Advertisement

Home / Culture / Arts / Out of place in an Indian context

Out of place in an Indian context

The problem with The Last Supper, a dramatization (by Antara Chatterjee) of Roald Dahl’s story, “Lamb to the Slaughter”, goes beyond its messed up spatial code
 A moment from the play, The Last Supper.
A moment from the play, The Last Supper.
Kabyakala Manan and Debantara Arts

Dipankar Sen   |   Published 21.11.20, 02:12 AM

With unlock restrictions keeping Calcutta theatre out of proscenium stages, new non-proscenium venues are being discovered. The Salt Lake-based National Mime Institute, hitherto not really a hub of theatrical shows, is now emerging as a popular site for theatre. While the unlocking of new spaces for theatre is entirely welcome, not quite so is the phenomenon of productions not being tailored (intentionally or otherwise) to suit off-proscenium spaces. Produced by Kabyakala Manan and Debantara Arts, the English play, The Last Supper (directed by Sumit Roy and Prasenjit Bardhan), is one such example of a square peg in a round hole — an out-and-out proscenium play in terms of design and performance pretending to be off-proscenium. When the end-announcement declares that the play will never be taken to the proscenium stage, even when such stages will become available, one is dismayed by such brazen space-indifference among theatre-makers.

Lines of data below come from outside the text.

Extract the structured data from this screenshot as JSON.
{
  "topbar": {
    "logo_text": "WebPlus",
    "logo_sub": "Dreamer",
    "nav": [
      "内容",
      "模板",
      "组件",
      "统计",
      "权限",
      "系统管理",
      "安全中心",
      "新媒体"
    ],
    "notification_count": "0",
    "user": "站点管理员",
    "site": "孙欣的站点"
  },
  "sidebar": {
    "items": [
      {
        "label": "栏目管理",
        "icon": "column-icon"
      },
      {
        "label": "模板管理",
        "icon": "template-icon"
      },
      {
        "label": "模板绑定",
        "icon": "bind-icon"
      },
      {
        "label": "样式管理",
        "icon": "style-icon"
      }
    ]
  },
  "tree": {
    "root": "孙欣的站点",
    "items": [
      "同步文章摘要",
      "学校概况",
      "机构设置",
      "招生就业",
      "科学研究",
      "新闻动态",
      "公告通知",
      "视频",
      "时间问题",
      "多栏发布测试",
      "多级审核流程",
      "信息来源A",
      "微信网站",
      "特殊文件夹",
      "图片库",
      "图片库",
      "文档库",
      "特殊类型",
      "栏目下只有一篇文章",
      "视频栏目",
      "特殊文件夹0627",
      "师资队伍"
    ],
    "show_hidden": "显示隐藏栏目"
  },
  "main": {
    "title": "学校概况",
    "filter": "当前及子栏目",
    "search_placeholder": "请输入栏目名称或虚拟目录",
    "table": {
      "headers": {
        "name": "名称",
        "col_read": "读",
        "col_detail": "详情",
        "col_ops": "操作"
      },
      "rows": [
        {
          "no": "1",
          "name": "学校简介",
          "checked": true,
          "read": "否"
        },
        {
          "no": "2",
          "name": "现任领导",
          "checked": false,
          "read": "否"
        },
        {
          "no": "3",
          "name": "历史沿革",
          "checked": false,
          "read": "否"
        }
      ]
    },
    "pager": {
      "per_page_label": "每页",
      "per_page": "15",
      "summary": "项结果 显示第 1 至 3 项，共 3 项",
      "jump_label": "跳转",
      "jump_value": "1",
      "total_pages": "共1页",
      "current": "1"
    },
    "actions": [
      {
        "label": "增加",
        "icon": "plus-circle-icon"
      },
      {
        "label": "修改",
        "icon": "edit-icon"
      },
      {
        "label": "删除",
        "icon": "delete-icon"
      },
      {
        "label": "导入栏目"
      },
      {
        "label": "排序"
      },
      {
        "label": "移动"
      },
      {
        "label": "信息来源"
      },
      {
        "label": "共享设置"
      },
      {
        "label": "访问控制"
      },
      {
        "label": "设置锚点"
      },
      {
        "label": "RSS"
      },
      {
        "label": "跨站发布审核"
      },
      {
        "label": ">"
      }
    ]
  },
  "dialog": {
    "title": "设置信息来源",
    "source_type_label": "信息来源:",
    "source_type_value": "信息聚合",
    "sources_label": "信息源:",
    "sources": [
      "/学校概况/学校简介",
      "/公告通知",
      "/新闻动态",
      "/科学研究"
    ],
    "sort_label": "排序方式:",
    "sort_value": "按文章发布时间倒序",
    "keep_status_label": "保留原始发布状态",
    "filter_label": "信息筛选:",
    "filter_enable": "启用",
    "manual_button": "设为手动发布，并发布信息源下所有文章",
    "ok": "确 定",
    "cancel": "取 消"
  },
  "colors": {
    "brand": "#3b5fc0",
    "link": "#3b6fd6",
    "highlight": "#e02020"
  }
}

The problem with The Last Supper, a dramatization (by Antara Chatterjee) of Roald Dahl’s story, “Lamb to the Slaughter”, goes beyond its messed up spatial code. The pivot of Dahl’s tale is a frozen leg of mutton, a murder weapon that gets eaten away, allowing the murderer to go scot-free. This leg of mutton is the cultural hurdle that makes adapting the text to an Indian context hugely problematic. One does not find legs of mutton in Indian pantries and the closest substitute, say a whole chicken, will not make a murdering club. Probably this conundrum has led The Last Supper to be made into an English play, complete with foreign characters attired in Western clothes. 

Advertisement

And, as a result, two problems crop up. The actors, seen ‘acting’ throughout, struggle with intonation and accent. More crucially, the play floats in a socio-cultural vacuum, alienated from its milieu. The cinematic trope of fast rewind is a gimmicky skill-show (a throwback perhaps to the BBC film that seems to have influenced the adaptation) and is marred by errors in details. It must, however, be acknowledged that given these difficult times professionally, engaging a host of actors and technicians to make the play is certainly commendable.



Advertisement
Advertisement
Advertisement
 
 
 
Copyright © 2020 The Telegraph. All rights reserved.